feel that libraries could really bemore
than books,” Mr. Lashley said.
B y J O N A T H A N A D A M S
uring the 1950s, Joanne Harrah
dreamed of moving to New
York to become a famous ac-
tress. Her favorite memory
from acting was when she per-
George C. Scott.
“In the early 50s, I thought, at the
time, that I really wanted to be an ac-
tress. I really did,” Ms. Harrah said.
“But, I realized that you needed to
know somebody and had to be very,
very good — although, my write-ups
are as good as George C. Scott’s, I do
have to tell you that.”
She uses her warm personality to

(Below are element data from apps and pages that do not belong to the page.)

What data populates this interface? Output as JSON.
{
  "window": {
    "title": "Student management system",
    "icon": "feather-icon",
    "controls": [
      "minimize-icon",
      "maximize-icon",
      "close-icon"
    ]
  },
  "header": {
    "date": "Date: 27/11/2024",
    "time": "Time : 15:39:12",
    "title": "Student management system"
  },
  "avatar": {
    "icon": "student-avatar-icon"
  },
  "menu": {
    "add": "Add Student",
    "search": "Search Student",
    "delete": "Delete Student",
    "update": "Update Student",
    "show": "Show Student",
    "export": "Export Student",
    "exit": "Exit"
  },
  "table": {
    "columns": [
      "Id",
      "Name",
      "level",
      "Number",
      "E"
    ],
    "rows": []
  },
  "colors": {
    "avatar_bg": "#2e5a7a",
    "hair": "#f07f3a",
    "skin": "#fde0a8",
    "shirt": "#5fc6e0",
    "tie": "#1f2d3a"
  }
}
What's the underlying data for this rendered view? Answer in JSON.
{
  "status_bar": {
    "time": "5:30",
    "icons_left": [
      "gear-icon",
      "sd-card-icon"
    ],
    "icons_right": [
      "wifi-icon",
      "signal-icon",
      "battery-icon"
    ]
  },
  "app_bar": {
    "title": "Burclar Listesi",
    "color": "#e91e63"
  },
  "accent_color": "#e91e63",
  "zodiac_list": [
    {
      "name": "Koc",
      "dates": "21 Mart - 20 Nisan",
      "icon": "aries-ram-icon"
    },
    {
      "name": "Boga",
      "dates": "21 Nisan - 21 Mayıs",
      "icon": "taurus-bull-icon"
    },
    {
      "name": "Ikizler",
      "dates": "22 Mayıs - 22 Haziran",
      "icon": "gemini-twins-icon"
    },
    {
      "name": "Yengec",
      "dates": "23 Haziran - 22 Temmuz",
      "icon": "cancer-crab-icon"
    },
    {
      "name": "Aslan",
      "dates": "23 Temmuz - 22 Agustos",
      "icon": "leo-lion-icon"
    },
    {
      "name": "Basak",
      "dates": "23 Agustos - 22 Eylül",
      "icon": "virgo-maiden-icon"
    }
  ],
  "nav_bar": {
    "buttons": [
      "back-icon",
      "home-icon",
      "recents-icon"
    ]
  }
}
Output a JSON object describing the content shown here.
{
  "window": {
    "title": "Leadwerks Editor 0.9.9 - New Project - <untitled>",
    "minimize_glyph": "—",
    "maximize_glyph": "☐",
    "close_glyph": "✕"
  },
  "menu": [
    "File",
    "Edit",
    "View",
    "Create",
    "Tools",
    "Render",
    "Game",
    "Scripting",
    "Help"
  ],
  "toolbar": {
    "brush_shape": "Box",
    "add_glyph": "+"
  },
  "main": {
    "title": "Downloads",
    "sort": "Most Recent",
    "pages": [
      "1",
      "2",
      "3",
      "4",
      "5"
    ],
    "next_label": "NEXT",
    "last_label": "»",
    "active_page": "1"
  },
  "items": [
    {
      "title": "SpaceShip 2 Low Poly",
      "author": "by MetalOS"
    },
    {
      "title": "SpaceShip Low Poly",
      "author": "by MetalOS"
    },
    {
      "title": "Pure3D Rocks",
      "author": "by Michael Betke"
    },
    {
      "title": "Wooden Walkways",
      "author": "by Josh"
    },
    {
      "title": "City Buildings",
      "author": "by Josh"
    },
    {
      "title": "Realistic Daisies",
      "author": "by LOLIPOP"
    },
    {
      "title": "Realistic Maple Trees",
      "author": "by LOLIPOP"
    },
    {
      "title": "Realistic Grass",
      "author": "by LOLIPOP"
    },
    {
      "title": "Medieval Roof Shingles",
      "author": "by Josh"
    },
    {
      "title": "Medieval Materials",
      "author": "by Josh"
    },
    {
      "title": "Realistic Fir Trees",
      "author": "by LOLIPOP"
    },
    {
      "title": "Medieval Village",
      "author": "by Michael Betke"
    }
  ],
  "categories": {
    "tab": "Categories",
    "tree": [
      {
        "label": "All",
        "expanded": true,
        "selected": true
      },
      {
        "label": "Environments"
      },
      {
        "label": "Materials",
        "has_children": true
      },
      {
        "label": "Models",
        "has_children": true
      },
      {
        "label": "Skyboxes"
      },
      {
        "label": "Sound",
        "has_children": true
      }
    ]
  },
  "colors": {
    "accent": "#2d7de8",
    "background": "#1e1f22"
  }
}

help raisemoney for nonprofits across
Her latest endeavor, which earned
’s 2016 Person of the Year
title, was founding the Soirée at the
Sheraton, an event that brought to-
gether 600 attendees who raised more
than $254,000 for The Georgetown
Project and the Palace Theatre. Both
organizations are dedicated to helping
“I love doing good. It’s a feel-good,
do good situation. The more you do,
the more you want to do,” Ms. Harrah
“We’re patrons of the Palace The-
ater and we’re on the Palace board. I
have no desire to act anymore. I do not
want tomemorize anymore— it takes
a lot of time.”
WhenMs. Harrah and her husband
of 64 years, Bill, got to Georgetown,
she knew the first thing she would do
would be to find a way to get involved
with the community, meet new people
and help in any way she could.
“Well, yeah. I mean, after the first
year or so of being here, when I was
so involvedwith being a travel agent, I
gradually added becoming a member
of the Assistance League of George-
town,” she said, referring to the phil-
“I hadn’t been a member for too ter-
ribly long before I said, ‘I think I’ve got
a great idea for a fund-raiser. It’s called
Taste of the Best of Georgetown.’ ”
In 2005, Ms. Harrah teamed up
PEOPLE OF THE YEAR
Lashley leads library
into new educational era
People of the Year
generosity. Those are
qualities exemplified by
all of our People of the
Eric Lashley has
led the Georgetown
Public Library through
many changes over the
last 16 years; Joanne
Harrah founded the
Soirée at the Sheraton,
a new fund-raiser that
raised $250,000 for
children, and the Ten at
a Time boys created a
giving group to benefit
charities, using a
monthly contribution of
$10 from each member.
We hope you share
our sentiment as you
read about these
Eric Lashley, director of the Georgetown Public Library, stands in the library’s children’s section.
The library celebrated its 50th anniversary this past year.
Joanne Harrah poses with her Santa Claus collection at her Sun City home. She founded the
Soirée at the Sheraton, a fund-raiser that grossed more than $250,000 this year for two non-
profits’ efforts to help children.
founds Sheraton soirée
Photos by Andy SharpContinued on 4A Continued on 4A Continued on 4A
Boys make big difference
Photos of the year
As severe storm clouds gather, a horse paces in its pasture at the Ride
On Center for Kids on April 17. See more photos on 10A a
nd in the Life
Nine of the Ten at
a Time boys pose
for a portrait. They
collect $10 each to
donate to a char-
ity. In the front
row, left to right,
are Carter Miller,
13, Jacob Kelly, 14,
15, and Joseph
Kelly, 15. In the
back, from left, are
Ryan Wall, 15, Blake
Garcia, 16, Calvin
Miller, 16, Jeremy
Kelly, 10, and Niko